[Excerpts from an interface dataset]
BEGIN

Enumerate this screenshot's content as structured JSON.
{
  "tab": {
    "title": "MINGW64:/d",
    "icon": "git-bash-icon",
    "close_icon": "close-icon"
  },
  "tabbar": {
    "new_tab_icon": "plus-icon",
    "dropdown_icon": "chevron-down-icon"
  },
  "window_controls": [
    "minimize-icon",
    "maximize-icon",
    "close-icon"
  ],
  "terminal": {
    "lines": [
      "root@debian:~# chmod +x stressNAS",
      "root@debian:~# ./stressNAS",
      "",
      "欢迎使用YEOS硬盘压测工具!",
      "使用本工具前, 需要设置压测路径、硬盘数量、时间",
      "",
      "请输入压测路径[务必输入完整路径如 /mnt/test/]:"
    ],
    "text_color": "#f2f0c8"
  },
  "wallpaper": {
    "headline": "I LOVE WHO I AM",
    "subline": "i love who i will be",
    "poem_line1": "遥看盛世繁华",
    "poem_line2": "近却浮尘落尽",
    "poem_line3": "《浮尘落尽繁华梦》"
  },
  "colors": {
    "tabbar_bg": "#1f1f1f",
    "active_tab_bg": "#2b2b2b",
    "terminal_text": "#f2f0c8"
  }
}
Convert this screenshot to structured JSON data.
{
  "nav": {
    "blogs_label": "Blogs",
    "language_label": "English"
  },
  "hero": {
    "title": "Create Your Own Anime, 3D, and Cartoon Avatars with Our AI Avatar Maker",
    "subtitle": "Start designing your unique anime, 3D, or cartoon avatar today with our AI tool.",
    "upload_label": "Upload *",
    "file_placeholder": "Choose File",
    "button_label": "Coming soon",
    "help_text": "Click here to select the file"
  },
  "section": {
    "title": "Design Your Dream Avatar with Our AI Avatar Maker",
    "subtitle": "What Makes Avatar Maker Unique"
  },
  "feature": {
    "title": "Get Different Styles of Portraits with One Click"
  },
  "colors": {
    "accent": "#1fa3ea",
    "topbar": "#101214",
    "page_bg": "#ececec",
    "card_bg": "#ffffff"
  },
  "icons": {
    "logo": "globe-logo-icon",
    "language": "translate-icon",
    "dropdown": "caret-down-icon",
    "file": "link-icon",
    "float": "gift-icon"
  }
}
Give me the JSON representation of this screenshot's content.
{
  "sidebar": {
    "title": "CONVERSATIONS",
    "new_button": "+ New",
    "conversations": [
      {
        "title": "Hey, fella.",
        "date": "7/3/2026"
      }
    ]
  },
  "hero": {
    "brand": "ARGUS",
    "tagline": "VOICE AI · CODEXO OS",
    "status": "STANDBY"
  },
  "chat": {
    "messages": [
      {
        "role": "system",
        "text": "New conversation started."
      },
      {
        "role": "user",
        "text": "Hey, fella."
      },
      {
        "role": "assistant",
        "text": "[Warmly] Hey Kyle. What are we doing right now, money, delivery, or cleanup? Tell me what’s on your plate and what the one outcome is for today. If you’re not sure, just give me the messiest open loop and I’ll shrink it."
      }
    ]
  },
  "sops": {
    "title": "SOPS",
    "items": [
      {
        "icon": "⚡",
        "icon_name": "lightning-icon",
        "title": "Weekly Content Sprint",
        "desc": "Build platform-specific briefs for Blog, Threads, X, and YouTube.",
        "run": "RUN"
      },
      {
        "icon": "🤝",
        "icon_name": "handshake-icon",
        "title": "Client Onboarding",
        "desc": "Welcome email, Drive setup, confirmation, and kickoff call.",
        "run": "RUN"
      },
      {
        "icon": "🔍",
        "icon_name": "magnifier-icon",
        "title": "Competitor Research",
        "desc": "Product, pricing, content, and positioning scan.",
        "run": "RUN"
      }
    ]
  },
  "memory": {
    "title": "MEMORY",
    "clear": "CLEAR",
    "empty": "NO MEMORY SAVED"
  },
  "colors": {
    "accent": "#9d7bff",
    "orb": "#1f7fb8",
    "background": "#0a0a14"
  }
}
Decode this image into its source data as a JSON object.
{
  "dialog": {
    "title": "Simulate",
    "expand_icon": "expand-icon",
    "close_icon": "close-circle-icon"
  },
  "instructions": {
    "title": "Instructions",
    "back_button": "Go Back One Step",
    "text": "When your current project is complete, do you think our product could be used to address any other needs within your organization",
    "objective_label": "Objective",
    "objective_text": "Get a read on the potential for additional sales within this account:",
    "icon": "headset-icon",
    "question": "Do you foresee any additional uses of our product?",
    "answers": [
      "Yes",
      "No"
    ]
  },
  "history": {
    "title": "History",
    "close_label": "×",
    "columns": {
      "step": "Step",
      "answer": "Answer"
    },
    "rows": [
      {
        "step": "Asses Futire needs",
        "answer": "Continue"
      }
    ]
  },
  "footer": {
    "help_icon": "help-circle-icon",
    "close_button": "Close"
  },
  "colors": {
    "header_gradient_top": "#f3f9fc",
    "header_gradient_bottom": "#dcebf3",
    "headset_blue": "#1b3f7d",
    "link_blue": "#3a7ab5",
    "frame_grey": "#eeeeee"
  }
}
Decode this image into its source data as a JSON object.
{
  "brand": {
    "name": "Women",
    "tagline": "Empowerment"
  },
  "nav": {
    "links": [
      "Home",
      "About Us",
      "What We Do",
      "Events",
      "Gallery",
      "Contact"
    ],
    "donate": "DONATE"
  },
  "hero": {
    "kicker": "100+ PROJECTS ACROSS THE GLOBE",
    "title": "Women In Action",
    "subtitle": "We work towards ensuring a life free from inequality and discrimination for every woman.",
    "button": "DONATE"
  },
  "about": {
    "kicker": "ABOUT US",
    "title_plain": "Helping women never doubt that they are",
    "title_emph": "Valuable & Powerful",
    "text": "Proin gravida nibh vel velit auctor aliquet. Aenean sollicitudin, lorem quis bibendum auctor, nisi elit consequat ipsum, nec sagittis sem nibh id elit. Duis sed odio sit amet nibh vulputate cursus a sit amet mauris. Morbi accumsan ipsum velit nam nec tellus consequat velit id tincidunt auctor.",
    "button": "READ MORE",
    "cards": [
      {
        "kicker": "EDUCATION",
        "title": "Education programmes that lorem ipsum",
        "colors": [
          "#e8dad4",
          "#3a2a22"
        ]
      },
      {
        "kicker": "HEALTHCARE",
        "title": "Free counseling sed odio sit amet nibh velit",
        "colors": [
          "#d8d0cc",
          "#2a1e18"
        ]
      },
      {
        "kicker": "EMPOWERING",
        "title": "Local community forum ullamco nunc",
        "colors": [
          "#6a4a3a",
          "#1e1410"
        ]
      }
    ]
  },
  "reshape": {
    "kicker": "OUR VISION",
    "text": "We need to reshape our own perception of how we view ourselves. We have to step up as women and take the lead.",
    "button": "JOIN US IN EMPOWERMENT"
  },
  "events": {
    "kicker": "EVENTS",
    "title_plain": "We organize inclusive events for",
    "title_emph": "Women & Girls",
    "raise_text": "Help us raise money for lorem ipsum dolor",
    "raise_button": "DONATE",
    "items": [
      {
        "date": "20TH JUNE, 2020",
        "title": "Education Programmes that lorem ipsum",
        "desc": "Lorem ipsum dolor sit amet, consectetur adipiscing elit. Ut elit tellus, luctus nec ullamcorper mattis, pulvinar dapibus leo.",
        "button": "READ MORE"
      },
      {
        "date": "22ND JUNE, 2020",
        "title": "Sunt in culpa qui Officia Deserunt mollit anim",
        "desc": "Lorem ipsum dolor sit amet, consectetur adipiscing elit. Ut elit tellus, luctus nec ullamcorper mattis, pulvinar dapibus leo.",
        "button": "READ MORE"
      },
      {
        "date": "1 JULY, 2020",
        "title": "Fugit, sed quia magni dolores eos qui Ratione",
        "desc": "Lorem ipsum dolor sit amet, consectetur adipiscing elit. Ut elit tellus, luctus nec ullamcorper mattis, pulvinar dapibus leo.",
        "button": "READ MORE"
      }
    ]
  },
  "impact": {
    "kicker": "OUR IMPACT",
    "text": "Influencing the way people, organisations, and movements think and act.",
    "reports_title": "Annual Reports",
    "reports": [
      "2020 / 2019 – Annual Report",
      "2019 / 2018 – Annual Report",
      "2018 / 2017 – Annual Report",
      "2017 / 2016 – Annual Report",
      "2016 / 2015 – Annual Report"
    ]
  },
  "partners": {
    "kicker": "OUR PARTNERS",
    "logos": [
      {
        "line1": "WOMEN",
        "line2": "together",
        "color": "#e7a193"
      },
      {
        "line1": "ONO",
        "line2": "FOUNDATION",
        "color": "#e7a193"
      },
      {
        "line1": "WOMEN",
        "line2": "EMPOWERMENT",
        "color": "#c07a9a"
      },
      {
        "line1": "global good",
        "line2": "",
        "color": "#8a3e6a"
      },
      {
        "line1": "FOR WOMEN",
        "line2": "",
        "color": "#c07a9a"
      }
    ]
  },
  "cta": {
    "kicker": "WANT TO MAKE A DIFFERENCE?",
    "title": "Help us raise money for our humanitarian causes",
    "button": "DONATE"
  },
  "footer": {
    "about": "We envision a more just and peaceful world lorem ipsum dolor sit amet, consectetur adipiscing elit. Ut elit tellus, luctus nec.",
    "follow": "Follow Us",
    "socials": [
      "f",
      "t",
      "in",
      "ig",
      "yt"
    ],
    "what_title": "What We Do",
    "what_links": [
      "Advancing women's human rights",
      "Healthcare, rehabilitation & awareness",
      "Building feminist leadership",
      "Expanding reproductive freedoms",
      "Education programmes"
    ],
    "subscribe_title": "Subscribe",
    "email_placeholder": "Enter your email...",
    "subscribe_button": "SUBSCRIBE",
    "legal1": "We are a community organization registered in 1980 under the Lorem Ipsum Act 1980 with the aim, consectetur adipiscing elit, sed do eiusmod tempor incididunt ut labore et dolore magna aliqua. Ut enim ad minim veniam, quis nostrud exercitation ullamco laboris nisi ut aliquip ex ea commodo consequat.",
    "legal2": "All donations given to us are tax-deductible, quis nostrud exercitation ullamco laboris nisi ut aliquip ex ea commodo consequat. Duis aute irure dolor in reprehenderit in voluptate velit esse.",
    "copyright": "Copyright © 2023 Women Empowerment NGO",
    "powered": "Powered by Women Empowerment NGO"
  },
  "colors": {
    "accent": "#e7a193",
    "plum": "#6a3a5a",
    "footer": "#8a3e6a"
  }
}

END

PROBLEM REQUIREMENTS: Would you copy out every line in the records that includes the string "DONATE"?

SOLUTION TO THIS EXERCISE:
    "donate": "DONATE"
    "button": "DONATE"
    "raise_button": "DONATE",
    "button": "DONATE"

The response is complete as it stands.